MATERIAL PROVIDED START

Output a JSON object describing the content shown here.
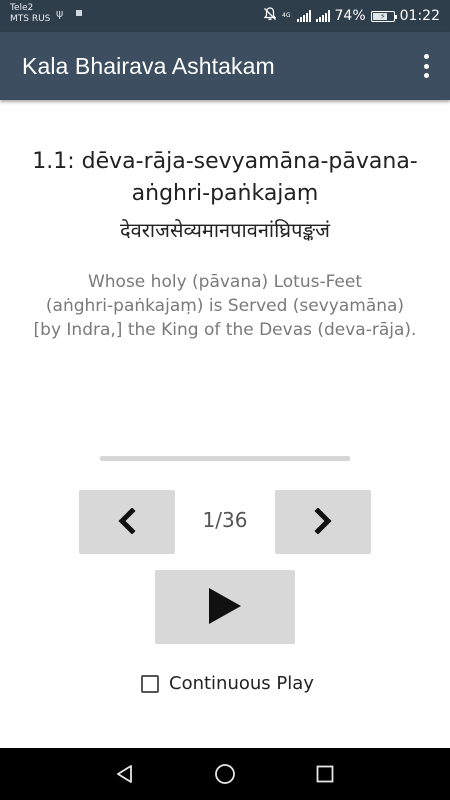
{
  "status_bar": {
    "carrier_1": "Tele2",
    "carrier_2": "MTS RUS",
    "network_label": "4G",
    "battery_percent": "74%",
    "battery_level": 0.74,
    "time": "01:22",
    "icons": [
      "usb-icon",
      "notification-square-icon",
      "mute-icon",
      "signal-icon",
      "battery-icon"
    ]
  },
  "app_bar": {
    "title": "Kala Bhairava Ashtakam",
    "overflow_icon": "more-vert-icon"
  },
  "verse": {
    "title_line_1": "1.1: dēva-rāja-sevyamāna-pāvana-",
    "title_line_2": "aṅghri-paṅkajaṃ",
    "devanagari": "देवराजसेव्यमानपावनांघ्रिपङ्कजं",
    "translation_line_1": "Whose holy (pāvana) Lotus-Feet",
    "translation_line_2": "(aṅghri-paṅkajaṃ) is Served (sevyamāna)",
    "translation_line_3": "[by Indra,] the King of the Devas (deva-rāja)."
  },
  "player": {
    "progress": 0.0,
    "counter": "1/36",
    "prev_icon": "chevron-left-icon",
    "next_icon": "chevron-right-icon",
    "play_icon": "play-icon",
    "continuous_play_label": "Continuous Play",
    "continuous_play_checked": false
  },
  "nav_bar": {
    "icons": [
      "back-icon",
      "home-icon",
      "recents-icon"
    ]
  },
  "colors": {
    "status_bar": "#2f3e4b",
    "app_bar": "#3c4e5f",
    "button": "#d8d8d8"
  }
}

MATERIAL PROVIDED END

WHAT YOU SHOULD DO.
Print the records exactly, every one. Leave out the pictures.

REPLY TO THE EXERCISE.
Output a JSON object describing the content shown here.
{
  "status_bar": {
    "carrier_1": "Tele2",
    "carrier_2": "MTS RUS",
    "network_label": "4G",
    "battery_percent": "74%",
    "battery_level": 0.74,
    "time": "01:22",
    "icons": [
      "usb-icon",
      "notification-square-icon",
      "mute-icon",
      "signal-icon",
      "battery-icon"
    ]
  },
  "app_bar": {
    "title": "Kala Bhairava Ashtakam",
    "overflow_icon": "more-vert-icon"
  },
  "verse": {
    "title_line_1": "1.1: dēva-rāja-sevyamāna-pāvana-",
    "title_line_2": "aṅghri-paṅkajaṃ",
    "devanagari": "देवराजसेव्यमानपावनांघ्रिपङ्कजं",
    "translation_line_1": "Whose holy (pāvana) Lotus-Feet",
    "translation_line_2": "(aṅghri-paṅkajaṃ) is Served (sevyamāna)",
    "translation_line_3": "[by Indra,] the King of the Devas (deva-rāja)."
  },
  "player": {
    "progress": 0.0,
    "counter": "1/36",
    "prev_icon": "chevron-left-icon",
    "next_icon": "chevron-right-icon",
    "play_icon": "play-icon",
    "continuous_play_label": "Continuous Play",
    "continuous_play_checked": false
  },
  "nav_bar": {
    "icons": [
      "back-icon",
      "home-icon",
      "recents-icon"
    ]
  },
  "colors": {
    "status_bar": "#2f3e4b",
    "app_bar": "#3c4e5f",
    "button": "#d8d8d8"
  }
}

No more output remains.